Every line of the data below that holds the string "满足施工规范要求" needs to be reported.

--- Task data ---

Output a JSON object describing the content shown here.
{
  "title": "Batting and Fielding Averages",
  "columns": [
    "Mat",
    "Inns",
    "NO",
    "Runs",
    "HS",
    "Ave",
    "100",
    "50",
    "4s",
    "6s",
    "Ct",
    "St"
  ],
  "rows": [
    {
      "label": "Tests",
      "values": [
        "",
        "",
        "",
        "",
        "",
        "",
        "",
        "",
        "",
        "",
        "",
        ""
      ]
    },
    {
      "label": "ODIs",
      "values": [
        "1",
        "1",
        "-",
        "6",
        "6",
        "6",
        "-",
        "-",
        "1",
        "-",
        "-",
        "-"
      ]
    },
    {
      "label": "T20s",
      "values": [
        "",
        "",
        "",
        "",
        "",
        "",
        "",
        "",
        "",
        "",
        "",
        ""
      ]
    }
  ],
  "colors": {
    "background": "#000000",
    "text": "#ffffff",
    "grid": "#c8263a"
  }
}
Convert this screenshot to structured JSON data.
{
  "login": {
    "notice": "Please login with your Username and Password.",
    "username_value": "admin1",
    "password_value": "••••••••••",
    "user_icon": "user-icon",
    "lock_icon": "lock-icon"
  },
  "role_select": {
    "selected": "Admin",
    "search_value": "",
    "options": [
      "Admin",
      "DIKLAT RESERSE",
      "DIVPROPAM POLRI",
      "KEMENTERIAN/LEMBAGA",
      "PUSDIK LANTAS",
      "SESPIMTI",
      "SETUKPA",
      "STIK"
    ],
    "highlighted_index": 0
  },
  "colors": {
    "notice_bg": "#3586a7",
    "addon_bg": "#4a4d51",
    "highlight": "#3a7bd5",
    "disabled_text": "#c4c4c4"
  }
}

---
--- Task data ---

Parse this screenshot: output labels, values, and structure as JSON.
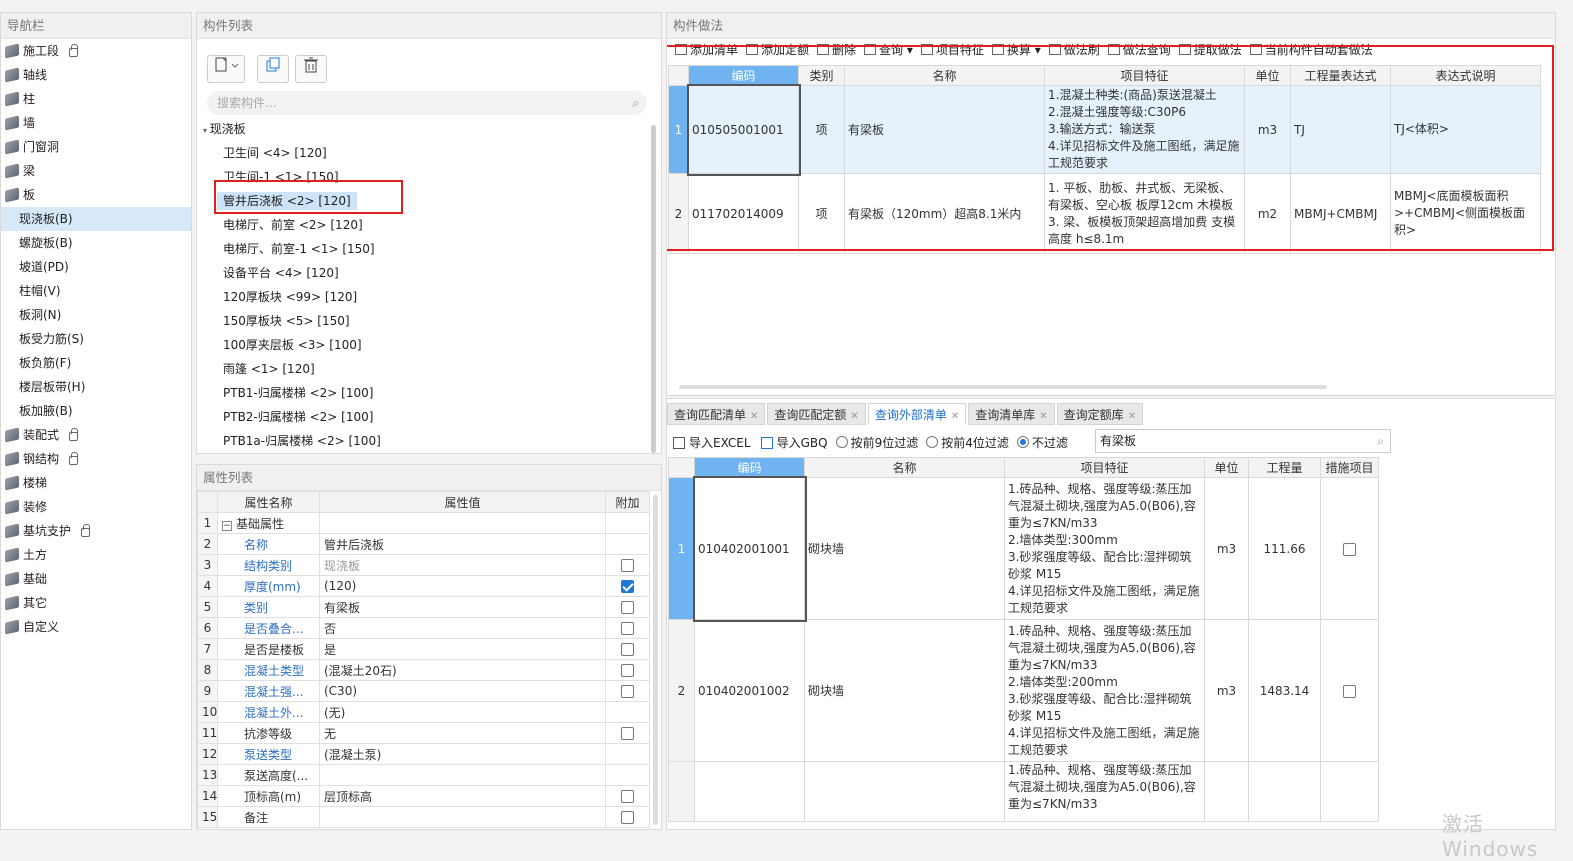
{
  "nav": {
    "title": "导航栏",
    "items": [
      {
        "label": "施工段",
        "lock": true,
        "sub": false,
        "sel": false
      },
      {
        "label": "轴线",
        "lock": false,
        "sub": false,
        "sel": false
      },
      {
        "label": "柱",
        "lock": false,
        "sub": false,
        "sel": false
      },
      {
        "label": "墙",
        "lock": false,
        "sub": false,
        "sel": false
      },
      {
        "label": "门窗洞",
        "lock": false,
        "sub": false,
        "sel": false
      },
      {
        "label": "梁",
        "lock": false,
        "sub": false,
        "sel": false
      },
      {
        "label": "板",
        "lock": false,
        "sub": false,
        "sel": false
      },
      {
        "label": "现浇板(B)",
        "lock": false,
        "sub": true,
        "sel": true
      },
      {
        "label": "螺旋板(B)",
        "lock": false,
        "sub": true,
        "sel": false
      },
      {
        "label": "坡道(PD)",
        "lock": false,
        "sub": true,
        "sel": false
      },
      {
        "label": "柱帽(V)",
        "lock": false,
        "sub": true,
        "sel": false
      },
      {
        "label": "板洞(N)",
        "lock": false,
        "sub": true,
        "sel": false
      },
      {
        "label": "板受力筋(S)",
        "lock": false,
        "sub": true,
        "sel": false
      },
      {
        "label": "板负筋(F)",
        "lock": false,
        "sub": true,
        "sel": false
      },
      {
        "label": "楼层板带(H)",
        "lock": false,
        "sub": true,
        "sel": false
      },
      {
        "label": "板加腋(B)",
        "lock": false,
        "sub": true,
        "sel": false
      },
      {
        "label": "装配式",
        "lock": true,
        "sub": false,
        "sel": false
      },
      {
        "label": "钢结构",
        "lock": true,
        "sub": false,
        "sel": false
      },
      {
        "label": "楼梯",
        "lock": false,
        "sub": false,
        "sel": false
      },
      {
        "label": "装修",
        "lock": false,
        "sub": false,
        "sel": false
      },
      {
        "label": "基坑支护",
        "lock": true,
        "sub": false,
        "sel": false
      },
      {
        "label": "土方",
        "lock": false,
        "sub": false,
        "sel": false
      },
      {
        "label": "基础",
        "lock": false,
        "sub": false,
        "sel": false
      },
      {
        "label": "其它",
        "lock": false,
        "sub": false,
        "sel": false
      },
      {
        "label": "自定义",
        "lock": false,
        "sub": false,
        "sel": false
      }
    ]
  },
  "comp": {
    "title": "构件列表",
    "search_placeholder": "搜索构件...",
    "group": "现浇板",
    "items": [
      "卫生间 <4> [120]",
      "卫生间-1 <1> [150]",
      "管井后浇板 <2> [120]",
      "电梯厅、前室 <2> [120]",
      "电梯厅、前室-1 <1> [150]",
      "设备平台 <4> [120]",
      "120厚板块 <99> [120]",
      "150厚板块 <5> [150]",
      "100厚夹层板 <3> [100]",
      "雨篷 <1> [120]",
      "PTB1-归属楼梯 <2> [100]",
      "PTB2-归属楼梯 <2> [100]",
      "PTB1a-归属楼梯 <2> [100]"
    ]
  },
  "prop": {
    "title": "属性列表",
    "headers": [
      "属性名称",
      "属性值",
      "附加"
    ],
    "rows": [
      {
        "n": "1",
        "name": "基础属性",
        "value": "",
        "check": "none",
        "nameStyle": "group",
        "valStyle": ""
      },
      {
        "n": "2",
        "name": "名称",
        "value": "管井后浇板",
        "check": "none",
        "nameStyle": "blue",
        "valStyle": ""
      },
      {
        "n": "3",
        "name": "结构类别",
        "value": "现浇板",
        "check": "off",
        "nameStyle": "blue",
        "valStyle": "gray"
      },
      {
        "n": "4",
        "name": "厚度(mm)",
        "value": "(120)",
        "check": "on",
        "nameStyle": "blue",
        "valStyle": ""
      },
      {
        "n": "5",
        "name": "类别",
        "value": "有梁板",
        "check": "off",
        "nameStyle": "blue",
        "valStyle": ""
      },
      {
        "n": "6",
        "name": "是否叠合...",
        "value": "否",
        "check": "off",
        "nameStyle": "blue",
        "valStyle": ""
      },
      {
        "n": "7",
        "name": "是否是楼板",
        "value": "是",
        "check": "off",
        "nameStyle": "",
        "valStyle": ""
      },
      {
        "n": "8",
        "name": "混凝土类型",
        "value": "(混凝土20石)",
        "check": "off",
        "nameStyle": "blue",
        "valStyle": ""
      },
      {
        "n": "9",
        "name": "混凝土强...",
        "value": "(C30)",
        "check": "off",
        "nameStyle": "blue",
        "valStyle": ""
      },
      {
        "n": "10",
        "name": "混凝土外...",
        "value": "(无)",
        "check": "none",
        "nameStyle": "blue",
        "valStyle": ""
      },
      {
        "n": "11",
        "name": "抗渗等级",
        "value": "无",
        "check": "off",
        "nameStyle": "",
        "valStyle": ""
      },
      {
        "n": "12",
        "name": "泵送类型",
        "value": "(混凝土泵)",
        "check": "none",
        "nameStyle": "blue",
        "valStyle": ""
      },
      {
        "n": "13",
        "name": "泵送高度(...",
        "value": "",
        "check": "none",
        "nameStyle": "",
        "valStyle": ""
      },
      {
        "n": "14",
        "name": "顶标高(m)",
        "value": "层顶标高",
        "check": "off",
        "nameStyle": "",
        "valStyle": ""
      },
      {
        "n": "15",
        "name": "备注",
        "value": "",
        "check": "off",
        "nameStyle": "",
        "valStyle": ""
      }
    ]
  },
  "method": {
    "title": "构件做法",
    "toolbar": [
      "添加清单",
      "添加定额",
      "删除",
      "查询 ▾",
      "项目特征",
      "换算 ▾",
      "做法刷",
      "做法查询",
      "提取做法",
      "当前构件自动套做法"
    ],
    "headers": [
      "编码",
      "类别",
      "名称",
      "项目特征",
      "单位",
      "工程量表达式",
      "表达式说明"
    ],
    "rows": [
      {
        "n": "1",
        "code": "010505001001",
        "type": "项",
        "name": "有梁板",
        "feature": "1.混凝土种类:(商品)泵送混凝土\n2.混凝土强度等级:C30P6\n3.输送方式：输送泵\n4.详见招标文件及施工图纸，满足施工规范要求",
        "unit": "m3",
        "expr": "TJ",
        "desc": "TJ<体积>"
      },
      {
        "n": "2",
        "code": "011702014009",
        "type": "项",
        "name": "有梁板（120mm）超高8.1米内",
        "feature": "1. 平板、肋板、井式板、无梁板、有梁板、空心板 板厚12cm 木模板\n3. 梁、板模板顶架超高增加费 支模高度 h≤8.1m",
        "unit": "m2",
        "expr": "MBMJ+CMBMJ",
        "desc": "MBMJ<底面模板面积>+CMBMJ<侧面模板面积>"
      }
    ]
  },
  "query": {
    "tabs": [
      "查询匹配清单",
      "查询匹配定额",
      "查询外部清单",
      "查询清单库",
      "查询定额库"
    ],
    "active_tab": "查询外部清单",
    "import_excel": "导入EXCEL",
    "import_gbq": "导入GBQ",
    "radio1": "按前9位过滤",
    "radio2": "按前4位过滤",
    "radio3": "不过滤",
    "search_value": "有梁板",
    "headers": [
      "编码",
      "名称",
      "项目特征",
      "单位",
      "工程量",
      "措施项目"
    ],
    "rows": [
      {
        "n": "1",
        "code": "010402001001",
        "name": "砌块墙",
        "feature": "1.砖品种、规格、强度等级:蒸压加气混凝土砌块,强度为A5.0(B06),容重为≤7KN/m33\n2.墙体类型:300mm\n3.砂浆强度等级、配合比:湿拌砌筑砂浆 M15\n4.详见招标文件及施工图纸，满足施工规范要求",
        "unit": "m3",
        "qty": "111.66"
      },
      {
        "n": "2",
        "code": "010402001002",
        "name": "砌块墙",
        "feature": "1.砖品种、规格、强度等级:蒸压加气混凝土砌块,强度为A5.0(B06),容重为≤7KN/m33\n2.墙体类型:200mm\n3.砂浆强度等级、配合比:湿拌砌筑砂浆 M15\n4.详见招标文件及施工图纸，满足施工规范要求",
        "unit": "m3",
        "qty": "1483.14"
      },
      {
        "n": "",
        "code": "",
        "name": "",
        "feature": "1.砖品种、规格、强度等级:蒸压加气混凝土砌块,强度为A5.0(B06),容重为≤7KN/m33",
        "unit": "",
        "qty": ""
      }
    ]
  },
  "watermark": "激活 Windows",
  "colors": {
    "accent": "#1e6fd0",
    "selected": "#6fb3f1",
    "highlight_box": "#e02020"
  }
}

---

Response box -
        "feature": "1.混凝土种类:(商品)泵送混凝土\n2.混凝土强度等级:C30P6\n3.输送方式：输送泵\n4.详见招标文件及施工图纸，满足施工规范要求",
        "feature": "1.砖品种、规格、强度等级:蒸压加气混凝土砌块,强度为A5.0(B06),容重为≤7KN/m33\n2.墙体类型:300mm\n3.砂浆强度等级、配合比:湿拌砌筑砂浆 M15\n4.详见招标文件及施工图纸，满足施工规范要求",
        "feature": "1.砖品种、规格、强度等级:蒸压加气混凝土砌块,强度为A5.0(B06),容重为≤7KN/m33\n2.墙体类型:200mm\n3.砂浆强度等级、配合比:湿拌砌筑砂浆 M15\n4.详见招标文件及施工图纸，满足施工规范要求",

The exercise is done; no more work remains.